January 30, 2009
JACKSON - The House of Representatives today defeated the bill to move the Mississippi School of the Arts in Brookhaven to Mississippi University for Women.
The bill was aimed at MSA being consolidated with the Mississippi School for Math and Science at MUW to save money.
However, the House voted 73-43 against the legislation after being urged not to renege on a commitment the Legislature has for the five-year-old state art school being in Brookhaven.
"If we move that school, we''re going to break a promise we''ve made to that community," said Rep. Mark Formby, R-Picayune.
"We have sunk a ton of money into it and, if we move it, we''re going to have to spend a ton of money on that," he said.
However, House Appropriations Chairman Johnny Stringer, D-Montrose, said MSA is too expensive as a stand-alone school. It can be easily merged with MSMS and cost less in the long run, he said.
"We don''t have to spend anything but just put sheets on the beds and move those children up to Columbus," Stringer said.
He has maintained for several years that the MUW campus is better able to accommodate the MSA with MSMS for less expenses than the old Whitworth College campus that''s been MSA''s home since its opening in 2003.
"We''re not closing (MSA). We''re just improving," Stringer said.
Stringer sponsored House Bill 1555 with Education Chairman Cecil Brown, D-Jackson, as part of the budget-cutting efforts lawmakers are making as state government endures one of its worst financial crises in years.
The state arts school has about 130 students and gets about $3 million a year from the Legislature.

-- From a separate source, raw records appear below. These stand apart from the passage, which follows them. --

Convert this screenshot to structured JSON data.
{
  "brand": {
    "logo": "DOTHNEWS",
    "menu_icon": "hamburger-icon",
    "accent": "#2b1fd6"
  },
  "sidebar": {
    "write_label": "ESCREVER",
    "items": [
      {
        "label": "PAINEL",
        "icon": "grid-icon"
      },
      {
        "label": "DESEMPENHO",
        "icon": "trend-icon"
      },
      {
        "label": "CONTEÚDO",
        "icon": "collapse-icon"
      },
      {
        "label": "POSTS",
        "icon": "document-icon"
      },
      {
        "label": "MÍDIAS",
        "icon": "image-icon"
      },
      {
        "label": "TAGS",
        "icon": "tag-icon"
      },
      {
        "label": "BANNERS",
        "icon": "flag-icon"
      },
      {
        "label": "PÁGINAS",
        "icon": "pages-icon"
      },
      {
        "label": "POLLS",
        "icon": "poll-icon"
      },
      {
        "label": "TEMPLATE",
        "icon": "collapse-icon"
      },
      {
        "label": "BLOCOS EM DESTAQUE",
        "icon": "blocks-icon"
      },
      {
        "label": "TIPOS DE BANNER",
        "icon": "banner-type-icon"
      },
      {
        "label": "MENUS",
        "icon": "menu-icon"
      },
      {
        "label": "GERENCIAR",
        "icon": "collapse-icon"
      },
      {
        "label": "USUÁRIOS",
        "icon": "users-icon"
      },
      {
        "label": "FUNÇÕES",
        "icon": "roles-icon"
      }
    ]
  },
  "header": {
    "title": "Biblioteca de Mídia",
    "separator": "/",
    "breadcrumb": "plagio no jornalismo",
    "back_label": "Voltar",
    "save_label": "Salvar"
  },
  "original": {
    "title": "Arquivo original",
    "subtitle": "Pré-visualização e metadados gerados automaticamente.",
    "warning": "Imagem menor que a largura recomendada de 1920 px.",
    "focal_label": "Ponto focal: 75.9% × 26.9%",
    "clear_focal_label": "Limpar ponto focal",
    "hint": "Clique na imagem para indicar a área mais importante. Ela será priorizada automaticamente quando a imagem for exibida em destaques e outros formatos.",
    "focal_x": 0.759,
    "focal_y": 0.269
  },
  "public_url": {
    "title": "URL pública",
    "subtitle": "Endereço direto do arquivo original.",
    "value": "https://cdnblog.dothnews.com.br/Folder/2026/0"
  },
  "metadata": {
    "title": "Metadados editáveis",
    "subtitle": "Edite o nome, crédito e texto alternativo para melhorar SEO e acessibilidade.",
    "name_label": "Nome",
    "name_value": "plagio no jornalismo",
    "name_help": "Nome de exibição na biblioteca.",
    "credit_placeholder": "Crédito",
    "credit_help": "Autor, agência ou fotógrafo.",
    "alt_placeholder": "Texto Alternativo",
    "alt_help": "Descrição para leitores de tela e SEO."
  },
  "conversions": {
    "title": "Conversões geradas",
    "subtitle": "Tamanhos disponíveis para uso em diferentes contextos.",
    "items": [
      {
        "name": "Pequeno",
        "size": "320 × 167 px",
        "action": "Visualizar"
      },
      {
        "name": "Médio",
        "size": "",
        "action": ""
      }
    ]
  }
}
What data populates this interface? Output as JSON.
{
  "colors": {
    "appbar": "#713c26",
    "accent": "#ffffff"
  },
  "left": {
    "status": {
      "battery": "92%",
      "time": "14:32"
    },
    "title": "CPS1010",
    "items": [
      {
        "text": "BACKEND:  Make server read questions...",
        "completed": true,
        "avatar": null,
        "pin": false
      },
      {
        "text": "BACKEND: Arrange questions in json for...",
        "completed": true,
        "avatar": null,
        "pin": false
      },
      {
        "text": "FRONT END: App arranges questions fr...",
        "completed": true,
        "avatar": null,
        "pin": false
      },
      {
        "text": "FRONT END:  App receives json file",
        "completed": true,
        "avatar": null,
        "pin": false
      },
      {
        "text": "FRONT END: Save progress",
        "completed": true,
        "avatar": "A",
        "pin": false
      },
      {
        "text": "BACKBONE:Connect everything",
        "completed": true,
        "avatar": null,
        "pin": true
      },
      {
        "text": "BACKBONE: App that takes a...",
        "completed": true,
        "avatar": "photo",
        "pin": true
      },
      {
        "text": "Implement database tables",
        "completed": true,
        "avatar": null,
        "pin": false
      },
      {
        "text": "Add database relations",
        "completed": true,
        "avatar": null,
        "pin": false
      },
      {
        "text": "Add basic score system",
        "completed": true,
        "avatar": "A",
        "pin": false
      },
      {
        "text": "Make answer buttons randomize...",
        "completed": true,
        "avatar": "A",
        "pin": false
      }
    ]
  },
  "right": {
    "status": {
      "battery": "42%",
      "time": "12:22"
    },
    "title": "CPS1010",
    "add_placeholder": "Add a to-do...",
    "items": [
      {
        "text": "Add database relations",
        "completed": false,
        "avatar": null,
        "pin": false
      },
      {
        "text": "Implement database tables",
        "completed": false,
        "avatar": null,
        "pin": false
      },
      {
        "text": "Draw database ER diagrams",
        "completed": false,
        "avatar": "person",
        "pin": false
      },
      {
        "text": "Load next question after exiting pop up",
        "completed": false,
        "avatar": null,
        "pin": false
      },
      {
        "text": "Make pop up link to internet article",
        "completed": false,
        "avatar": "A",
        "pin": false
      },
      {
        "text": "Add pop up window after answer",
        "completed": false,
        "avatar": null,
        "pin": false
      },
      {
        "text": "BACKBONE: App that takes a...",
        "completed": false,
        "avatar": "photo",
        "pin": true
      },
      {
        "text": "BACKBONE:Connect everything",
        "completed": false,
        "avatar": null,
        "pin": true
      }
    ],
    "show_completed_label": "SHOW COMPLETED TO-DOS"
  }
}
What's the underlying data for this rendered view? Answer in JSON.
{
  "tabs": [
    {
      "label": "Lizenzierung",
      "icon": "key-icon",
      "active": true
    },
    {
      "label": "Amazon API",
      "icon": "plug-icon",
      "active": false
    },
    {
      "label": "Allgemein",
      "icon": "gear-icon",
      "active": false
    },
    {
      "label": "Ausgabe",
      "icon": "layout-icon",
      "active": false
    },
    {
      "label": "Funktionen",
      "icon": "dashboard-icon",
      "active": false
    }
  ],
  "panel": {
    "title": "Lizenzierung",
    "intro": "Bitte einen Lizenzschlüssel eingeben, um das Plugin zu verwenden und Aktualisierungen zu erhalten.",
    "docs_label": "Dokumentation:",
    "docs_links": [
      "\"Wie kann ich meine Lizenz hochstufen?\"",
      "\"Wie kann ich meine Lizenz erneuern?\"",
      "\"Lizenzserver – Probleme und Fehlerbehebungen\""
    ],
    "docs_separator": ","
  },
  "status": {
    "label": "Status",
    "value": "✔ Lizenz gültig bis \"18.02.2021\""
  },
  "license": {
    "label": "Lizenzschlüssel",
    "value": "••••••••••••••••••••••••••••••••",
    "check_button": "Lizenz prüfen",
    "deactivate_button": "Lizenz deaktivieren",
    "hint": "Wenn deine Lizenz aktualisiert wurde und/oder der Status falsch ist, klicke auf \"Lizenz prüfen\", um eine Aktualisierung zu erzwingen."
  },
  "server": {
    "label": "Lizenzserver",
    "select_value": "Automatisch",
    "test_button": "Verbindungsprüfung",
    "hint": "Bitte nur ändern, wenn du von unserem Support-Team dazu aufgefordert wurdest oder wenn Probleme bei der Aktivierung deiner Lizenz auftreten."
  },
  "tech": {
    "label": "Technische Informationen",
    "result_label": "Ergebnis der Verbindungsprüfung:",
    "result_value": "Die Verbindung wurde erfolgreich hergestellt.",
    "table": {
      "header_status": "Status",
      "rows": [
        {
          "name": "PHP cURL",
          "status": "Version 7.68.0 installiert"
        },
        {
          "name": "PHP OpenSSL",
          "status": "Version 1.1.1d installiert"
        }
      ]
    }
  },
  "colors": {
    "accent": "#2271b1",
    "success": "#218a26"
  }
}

The math and science school has about 210 students and gets about $5 million.
Rep. Becky Currie, R-Brookhaven, said the state has already invested more than $20 million into upgrading the former college campus for MSA. Moving the arts school away just to save whatever it can of the $3 million-a-year cost of operating is not worth it, she said.
"Do we really want to take a step backward over $3 million?" Currie said.
She said legislators could easily find $3 million of government waste elsewhere that wouldn''t be as disruptive as closing the MSA''s Brookhaven campus.
However, having MSA and MSMS on one campus would surely be less expensive, Brown said. "The administrative cost is the biggest savings," he said.
Brown said he doesn''t know how much less it would be to have the art school with the math-science school.
He said did say MSA has millions of dollars in construction needs that the state can''t afford to pay.
"They say they have a lot of capital expenditures to go forward, and we don''t have the money to do that," Brown said.
The bill passed the House Appropriations Committee on Thursday.
The Mississippi School of the Arts opened in 2003 after the state Legislature reluctantly authorized its creation in 1999. Lawmakers have been urged to put it at MUW with the math-science school.
"There''s always been a move to combine it with its logical sister school," said Rep. Jeff Smith, D-Columbus.